» **Assignment**: Copy every line of the records that includes the word "JSON".

» **Entries provided**:

^^^^

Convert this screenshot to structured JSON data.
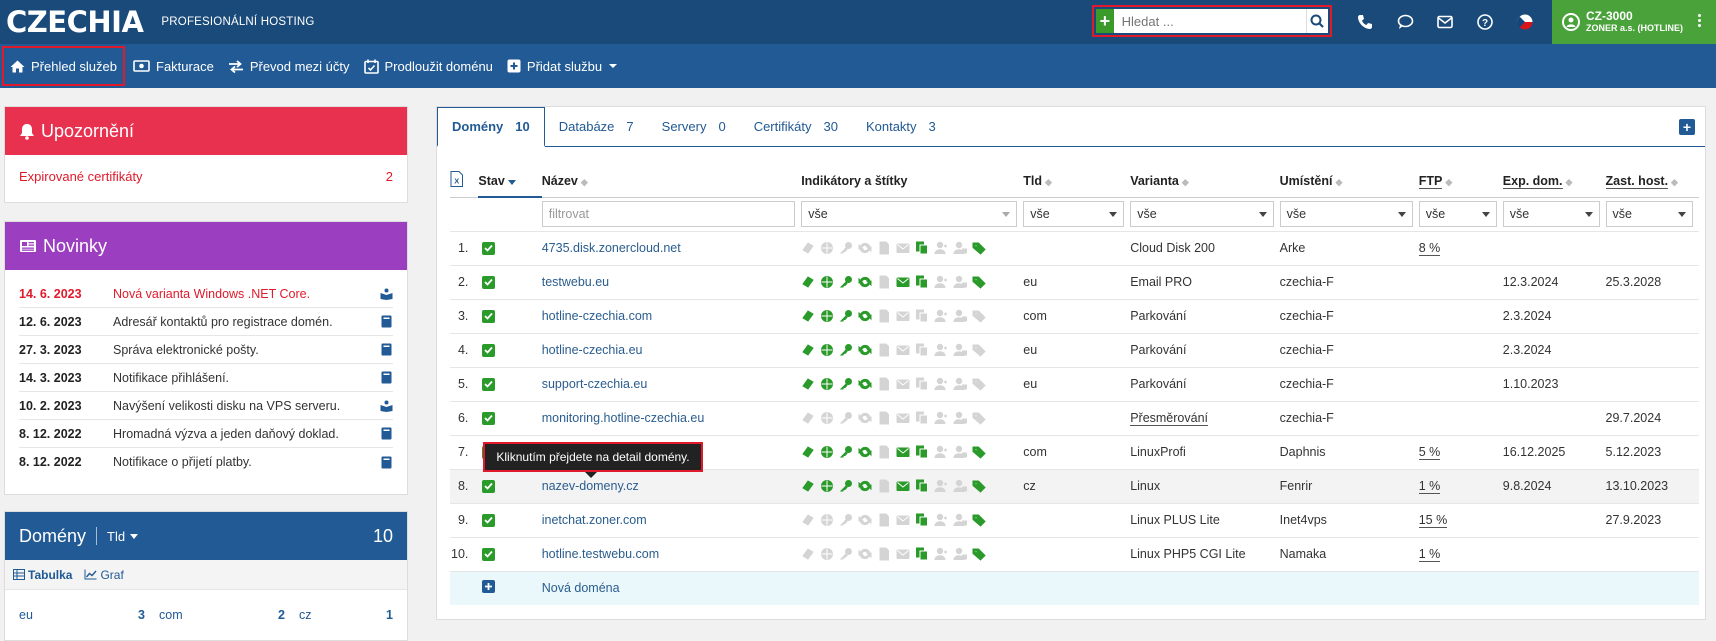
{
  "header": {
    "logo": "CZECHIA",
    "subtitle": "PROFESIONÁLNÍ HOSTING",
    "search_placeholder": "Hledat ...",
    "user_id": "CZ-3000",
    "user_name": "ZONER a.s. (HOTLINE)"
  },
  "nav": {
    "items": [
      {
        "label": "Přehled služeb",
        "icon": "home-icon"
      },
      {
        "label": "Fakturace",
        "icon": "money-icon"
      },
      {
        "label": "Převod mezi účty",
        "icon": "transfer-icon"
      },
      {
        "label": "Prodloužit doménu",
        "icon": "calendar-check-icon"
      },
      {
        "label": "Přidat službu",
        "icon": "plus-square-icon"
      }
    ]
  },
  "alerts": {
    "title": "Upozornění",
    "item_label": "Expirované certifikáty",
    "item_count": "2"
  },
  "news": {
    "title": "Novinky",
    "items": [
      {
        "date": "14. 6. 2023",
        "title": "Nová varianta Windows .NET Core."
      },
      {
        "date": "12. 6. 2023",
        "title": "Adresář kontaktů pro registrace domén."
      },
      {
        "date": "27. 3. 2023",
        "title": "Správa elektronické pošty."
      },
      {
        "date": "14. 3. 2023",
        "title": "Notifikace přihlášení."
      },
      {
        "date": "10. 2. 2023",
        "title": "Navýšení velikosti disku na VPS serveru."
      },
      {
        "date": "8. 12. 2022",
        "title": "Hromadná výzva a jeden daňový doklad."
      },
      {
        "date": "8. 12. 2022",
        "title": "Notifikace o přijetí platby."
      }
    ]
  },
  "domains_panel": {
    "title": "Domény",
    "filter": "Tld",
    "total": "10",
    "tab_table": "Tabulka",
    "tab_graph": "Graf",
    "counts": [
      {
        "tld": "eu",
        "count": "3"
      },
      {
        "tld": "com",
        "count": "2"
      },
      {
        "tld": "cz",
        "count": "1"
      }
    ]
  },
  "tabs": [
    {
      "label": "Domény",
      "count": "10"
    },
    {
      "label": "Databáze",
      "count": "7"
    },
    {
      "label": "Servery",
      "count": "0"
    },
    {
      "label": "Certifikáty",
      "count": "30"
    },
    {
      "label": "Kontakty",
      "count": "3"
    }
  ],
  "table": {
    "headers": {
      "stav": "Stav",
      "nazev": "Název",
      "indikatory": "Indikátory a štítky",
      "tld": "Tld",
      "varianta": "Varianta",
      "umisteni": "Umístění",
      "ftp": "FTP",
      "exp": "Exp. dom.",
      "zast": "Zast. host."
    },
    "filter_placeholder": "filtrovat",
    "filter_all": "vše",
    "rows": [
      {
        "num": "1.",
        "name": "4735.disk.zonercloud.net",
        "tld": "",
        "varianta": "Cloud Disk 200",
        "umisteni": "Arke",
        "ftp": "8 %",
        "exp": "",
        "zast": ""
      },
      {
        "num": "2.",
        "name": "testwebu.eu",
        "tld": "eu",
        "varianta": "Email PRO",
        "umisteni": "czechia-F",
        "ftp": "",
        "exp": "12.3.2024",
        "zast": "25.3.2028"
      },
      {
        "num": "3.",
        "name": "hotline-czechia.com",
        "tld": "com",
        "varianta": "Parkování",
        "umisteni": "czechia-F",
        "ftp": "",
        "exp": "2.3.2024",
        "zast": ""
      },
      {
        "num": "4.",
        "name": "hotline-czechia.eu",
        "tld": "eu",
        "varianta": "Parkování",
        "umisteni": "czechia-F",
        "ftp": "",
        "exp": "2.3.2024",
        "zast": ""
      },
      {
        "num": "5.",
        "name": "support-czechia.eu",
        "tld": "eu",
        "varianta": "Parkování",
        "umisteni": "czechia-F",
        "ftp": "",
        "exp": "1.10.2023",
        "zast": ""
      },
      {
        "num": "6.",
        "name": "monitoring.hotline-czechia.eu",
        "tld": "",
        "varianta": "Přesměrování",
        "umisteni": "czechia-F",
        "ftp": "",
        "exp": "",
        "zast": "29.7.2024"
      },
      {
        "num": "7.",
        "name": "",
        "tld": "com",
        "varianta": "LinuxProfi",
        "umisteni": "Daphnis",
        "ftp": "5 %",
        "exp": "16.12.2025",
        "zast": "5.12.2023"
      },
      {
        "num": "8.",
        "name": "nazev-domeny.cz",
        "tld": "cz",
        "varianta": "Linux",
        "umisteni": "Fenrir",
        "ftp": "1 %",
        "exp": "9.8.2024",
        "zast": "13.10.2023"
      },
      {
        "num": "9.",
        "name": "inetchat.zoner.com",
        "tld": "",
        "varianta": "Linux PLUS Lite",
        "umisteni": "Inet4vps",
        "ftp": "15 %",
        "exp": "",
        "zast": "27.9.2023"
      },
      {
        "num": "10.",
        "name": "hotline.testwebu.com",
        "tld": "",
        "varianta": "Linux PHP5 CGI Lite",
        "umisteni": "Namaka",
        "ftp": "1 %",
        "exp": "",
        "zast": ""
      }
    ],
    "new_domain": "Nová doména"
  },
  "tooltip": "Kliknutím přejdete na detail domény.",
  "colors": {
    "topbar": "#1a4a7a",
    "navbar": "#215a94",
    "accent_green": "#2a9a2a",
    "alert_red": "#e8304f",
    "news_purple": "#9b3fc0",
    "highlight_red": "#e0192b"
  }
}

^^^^

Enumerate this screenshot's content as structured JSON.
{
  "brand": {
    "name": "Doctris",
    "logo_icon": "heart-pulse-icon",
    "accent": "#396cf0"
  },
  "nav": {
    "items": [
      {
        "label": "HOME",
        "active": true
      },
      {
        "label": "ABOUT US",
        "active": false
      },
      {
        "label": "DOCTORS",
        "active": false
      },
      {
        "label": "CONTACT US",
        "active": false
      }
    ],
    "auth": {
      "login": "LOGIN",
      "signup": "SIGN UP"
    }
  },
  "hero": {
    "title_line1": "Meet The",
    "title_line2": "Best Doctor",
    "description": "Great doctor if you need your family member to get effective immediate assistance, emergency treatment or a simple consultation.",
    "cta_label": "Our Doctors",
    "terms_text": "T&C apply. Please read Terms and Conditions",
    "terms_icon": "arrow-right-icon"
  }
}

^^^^

» **Answer area**:
Convert this screenshot to structured JSON data.
Enumerate this screenshot's content as structured JSON.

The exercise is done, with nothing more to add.